Dataset rows for apps and sites:
---

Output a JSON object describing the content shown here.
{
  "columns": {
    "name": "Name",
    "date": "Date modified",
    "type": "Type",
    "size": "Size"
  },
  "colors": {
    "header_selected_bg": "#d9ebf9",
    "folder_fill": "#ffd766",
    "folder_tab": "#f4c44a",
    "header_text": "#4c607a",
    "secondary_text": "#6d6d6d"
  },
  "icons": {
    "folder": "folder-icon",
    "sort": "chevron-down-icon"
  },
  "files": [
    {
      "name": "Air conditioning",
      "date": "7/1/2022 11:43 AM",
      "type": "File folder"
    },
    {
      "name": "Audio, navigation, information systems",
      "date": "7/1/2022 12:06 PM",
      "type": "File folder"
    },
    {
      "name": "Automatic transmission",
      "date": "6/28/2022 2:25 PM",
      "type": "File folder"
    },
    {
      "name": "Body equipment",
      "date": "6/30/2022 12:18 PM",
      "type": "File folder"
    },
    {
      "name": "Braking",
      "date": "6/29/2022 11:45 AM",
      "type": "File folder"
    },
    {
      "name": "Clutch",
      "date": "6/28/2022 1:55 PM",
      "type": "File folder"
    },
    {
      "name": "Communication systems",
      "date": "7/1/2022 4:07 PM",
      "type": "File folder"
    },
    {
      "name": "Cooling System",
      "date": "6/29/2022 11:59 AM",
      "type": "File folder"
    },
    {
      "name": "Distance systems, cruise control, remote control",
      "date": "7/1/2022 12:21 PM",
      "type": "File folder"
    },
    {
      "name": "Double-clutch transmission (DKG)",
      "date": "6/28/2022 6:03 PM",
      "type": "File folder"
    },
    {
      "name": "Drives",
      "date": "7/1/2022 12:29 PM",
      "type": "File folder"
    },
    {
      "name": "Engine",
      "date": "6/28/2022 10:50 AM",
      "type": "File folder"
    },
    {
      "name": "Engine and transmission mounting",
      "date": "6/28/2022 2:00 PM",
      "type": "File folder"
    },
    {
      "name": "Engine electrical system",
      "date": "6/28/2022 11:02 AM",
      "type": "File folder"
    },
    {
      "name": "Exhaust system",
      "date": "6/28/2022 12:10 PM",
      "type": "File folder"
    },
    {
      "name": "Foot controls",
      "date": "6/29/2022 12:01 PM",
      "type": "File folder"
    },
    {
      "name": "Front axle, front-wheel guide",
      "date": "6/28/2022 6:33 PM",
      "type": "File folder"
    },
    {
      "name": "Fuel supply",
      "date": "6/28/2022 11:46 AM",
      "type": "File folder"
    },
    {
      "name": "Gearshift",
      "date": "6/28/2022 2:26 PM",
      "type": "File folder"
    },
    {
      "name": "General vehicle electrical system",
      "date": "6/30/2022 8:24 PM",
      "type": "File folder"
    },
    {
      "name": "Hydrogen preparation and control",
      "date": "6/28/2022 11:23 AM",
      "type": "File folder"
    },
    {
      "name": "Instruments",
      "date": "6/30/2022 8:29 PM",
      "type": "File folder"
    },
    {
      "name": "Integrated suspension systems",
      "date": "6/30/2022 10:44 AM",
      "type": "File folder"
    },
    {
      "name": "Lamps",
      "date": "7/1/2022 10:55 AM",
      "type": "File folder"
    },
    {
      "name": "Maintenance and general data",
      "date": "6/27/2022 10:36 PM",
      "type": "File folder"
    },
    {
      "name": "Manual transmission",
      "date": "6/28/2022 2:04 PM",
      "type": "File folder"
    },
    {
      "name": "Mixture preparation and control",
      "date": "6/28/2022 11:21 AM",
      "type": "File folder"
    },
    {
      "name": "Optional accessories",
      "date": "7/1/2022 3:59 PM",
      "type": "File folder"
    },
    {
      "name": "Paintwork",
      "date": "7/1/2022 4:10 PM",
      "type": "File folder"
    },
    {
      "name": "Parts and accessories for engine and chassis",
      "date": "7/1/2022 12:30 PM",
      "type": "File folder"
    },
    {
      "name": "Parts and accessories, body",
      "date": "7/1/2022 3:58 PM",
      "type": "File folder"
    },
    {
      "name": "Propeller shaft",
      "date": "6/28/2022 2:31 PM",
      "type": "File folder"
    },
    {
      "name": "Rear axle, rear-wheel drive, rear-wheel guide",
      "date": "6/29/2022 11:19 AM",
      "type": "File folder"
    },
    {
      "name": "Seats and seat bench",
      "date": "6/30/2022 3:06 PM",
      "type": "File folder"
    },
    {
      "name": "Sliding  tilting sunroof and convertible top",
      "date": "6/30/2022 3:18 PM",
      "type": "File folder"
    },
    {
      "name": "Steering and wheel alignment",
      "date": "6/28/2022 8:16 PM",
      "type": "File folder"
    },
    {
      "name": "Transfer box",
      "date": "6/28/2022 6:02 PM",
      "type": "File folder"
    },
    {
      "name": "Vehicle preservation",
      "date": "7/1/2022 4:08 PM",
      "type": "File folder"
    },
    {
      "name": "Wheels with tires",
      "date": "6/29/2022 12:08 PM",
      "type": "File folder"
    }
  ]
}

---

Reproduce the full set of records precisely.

Output a JSON object describing the content shown here.
{
  "columns": {
    "name": "Name",
    "date": "Date modified",
    "type": "Type",
    "size": "Size"
  },
  "colors": {
    "header_selected_bg": "#d9ebf9",
    "folder_fill": "#ffd766",
    "folder_tab": "#f4c44a",
    "header_text": "#4c607a",
    "secondary_text": "#6d6d6d"
  },
  "icons": {
    "folder": "folder-icon",
    "sort": "chevron-down-icon"
  },
  "files": [
    {
      "name": "Air conditioning",
      "date": "7/1/2022 11:43 AM",
      "type": "File folder"
    },
    {
      "name": "Audio, navigation, information systems",
      "date": "7/1/2022 12:06 PM",
      "type": "File folder"
    },
    {
      "name": "Automatic transmission",
      "date": "6/28/2022 2:25 PM",
      "type": "File folder"
    },
    {
      "name": "Body equipment",
      "date": "6/30/2022 12:18 PM",
      "type": "File folder"
    },
    {
      "name": "Braking",
      "date": "6/29/2022 11:45 AM",
      "type": "File folder"
    },
    {
      "name": "Clutch",
      "date": "6/28/2022 1:55 PM",
      "type": "File folder"
    },
    {
      "name": "Communication systems",
      "date": "7/1/2022 4:07 PM",
      "type": "File folder"
    },
    {
      "name": "Cooling System",
      "date": "6/29/2022 11:59 AM",
      "type": "File folder"
    },
    {
      "name": "Distance systems, cruise control, remote control",
      "date": "7/1/2022 12:21 PM",
      "type": "File folder"
    },
    {
      "name": "Double-clutch transmission (DKG)",
      "date": "6/28/2022 6:03 PM",
      "type": "File folder"
    },
    {
      "name": "Drives",
      "date": "7/1/2022 12:29 PM",
      "type": "File folder"
    },
    {
      "name": "Engine",
      "date": "6/28/2022 10:50 AM",
      "type": "File folder"
    },
    {
      "name": "Engine and transmission mounting",
      "date": "6/28/2022 2:00 PM",
      "type": "File folder"
    },
    {
      "name": "Engine electrical system",
      "date": "6/28/2022 11:02 AM",
      "type": "File folder"
    },
    {
      "name": "Exhaust system",
      "date": "6/28/2022 12:10 PM",
      "type": "File folder"
    },
    {
      "name": "Foot controls",
      "date": "6/29/2022 12:01 PM",
      "type": "File folder"
    },
    {
      "name": "Front axle, front-wheel guide",
      "date": "6/28/2022 6:33 PM",
      "type": "File folder"
    },
    {
      "name": "Fuel supply",
      "date": "6/28/2022 11:46 AM",
      "type": "File folder"
    },
    {
      "name": "Gearshift",
      "date": "6/28/2022 2:26 PM",
      "type": "File folder"
    },
    {
      "name": "General vehicle electrical system",
      "date": "6/30/2022 8:24 PM",
      "type": "File folder"
    },
    {
      "name": "Hydrogen preparation and control",
      "date": "6/28/2022 11:23 AM",
      "type": "File folder"
    },
    {
      "name": "Instruments",
      "date": "6/30/2022 8:29 PM",
      "type": "File folder"
    },
    {
      "name": "Integrated suspension systems",
      "date": "6/30/2022 10:44 AM",
      "type": "File folder"
    },
    {
      "name": "Lamps",
      "date": "7/1/2022 10:55 AM",
      "type": "File folder"
    },
    {
      "name": "Maintenance and general data",
      "date": "6/27/2022 10:36 PM",
      "type": "File folder"
    },
    {
      "name": "Manual transmission",
      "date": "6/28/2022 2:04 PM",
      "type": "File folder"
    },
    {
      "name": "Mixture preparation and control",
      "date": "6/28/2022 11:21 AM",
      "type": "File folder"
    },
    {
      "name": "Optional accessories",
      "date": "7/1/2022 3:59 PM",
      "type": "File folder"
    },
    {
      "name": "Paintwork",
      "date": "7/1/2022 4:10 PM",
      "type": "File folder"
    },
    {
      "name": "Parts and accessories for engine and chassis",
      "date": "7/1/2022 12:30 PM",
      "type": "File folder"
    },
    {
      "name": "Parts and accessories, body",
      "date": "7/1/2022 3:58 PM",
      "type": "File folder"
    },
    {
      "name": "Propeller shaft",
      "date": "6/28/2022 2:31 PM",
      "type": "File folder"
    },
    {
      "name": "Rear axle, rear-wheel drive, rear-wheel guide",
      "date": "6/29/2022 11:19 AM",
      "type": "File folder"
    },
    {
      "name": "Seats and seat bench",
      "date": "6/30/2022 3:06 PM",
      "type": "File folder"
    },
    {
      "name": "Sliding  tilting sunroof and convertible top",
      "date": "6/30/2022 3:18 PM",
      "type": "File folder"
    },
    {
      "name": "Steering and wheel alignment",
      "date": "6/28/2022 8:16 PM",
      "type": "File folder"
    },
    {
      "name": "Transfer box",
      "date": "6/28/2022 6:02 PM",
      "type": "File folder"
    },
    {
      "name": "Vehicle preservation",
      "date": "7/1/2022 4:08 PM",
      "type": "File folder"
    },
    {
      "name": "Wheels with tires",
      "date": "6/29/2022 12:08 PM",
      "type": "File folder"
    }
  ]
}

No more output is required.